Name: Bianca Cavazzin

Project Title: Paleotemperature change in drought-prone Canadian prairiesBianca Cavazzin photo

Cohort: 2015/16

Institution: The University of Glasgow, School of Geographical and Earth Sciences 

Supervisors:

 

Biography:

As a paleo-environmental geographer, I am interested in continental-scale environmental responses to rapid climate variability through the synthesis of North America high-resolution proxy data for the past 2000 years.

My PhD focuses on the interior of Canada is a drought-prone region that is reliant on grain and livestock production. The region is characterized by large changes in seasonal temperatures (~35.6C) and relatively low rainfall (36.4cm/yr). Little is known about the past temperatures in this region before the human instrumental measurements that go back about 100 years.

The aim of this research is to focus on the past 1500 years of geologic history to characterize known climatic events such as the Medieval Warm Period (~900-1200 AD), the Little Ice Age (~1500-1800 AD), and the Dust Bowl Drought (1930’s AD) and determine the links between these events and to global climate drivers.

In this project, I will develop and apply novel lake biomarker temperature proxies to this climatically-sensitive region, namely long-chain algal diols and bacterial membrane lipids called GDGTs (glycerol dialkyl glycerol tetraethers). I will investigate algal-derived, long-chain diols whose chain length and structure have been shown to correlate linearly with the growth temperature of the producing algae, (e.g. Rampen et al. 2012). I will also investigate GDGT proxies for temperature and pH. These proxies will be investigated from a suite of 109 surface sediments of lakes across the Canadian prairie that spans a 5° latitudinal gradient and spring surface water temperature gradient of about 9°C. Existing metadata is available for the comparison of developed biomarker indices with modern environmental data, including temperature, lake water pH, hydrogen and oxygen isotopes, and conductivity. These 109 samples will be used as a training set to develop the biomarker proxies for down-core use in this region.

Prior to my current position, I completed my MSc in Environmental Monitoring Modelling and Reconstruction at the University of Manchester, after receiving my BSc in Geography at the University of Brighton.

 

Get in touch:

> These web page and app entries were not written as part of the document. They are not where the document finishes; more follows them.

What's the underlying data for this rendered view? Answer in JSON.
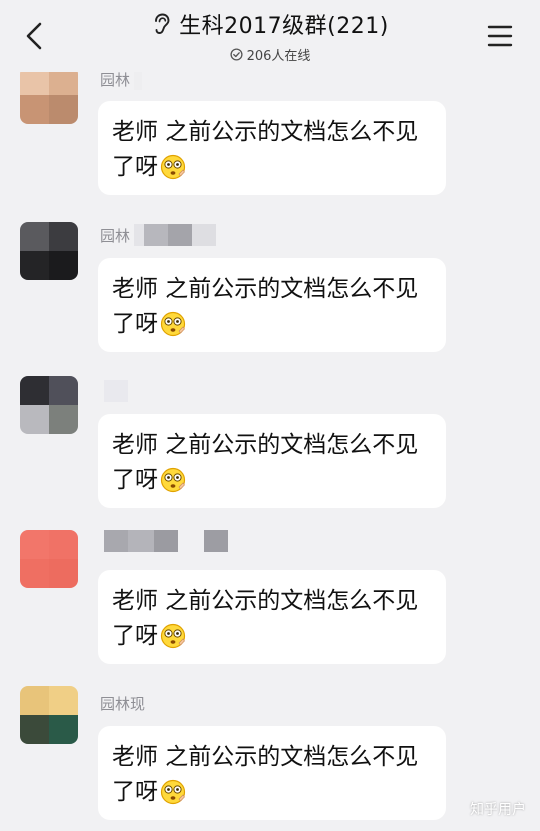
{
  "header": {
    "title": "生科2017级群(221)",
    "online_text": "206人在线",
    "icons": [
      "back-arrow-icon",
      "ear-icon",
      "online-check-icon",
      "menu-icon"
    ]
  },
  "messages": [
    {
      "sender": "园林",
      "text": "老师  之前公示的文档怎么不见了呀",
      "emoji": "flushed-face"
    },
    {
      "sender": "园林",
      "text": "老师  之前公示的文档怎么不见了呀",
      "emoji": "flushed-face"
    },
    {
      "sender": "",
      "text": "老师  之前公示的文档怎么不见了呀",
      "emoji": "flushed-face"
    },
    {
      "sender": "",
      "text": "老师  之前公示的文档怎么不见了呀",
      "emoji": "flushed-face"
    },
    {
      "sender": "园林现",
      "text": "老师  之前公示的文档怎么不见了呀",
      "emoji": "flushed-face"
    }
  ],
  "watermark": "知乎用户",
  "colors": {
    "background": "#f1f1f3",
    "bubble": "#ffffff",
    "sender_name": "#8f8f95"
  }
}
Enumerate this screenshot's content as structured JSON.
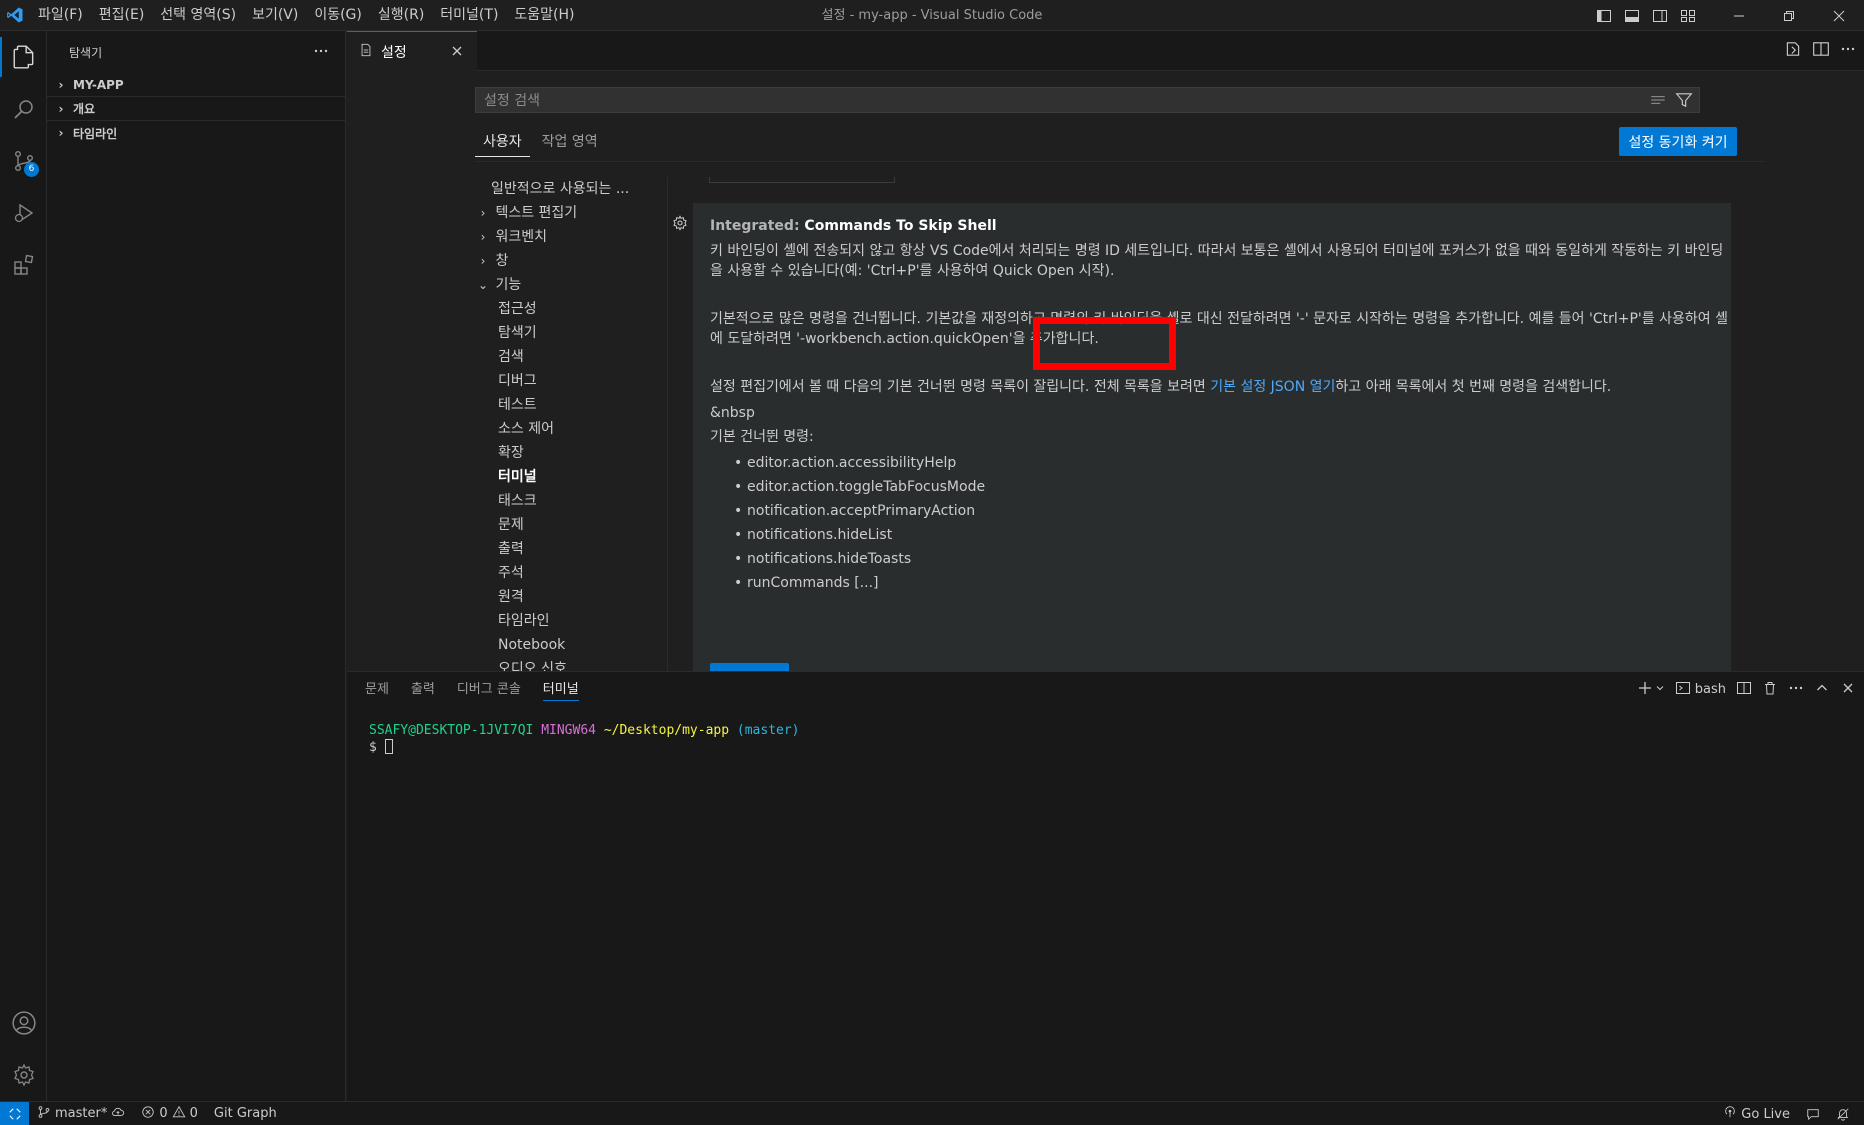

Email: b.cavazzin.1@research.gla.ac.uk

Department webpage: http://www.gla.ac.uk/schools/ges/pgresearch/biancacavazzin/#/researchsummary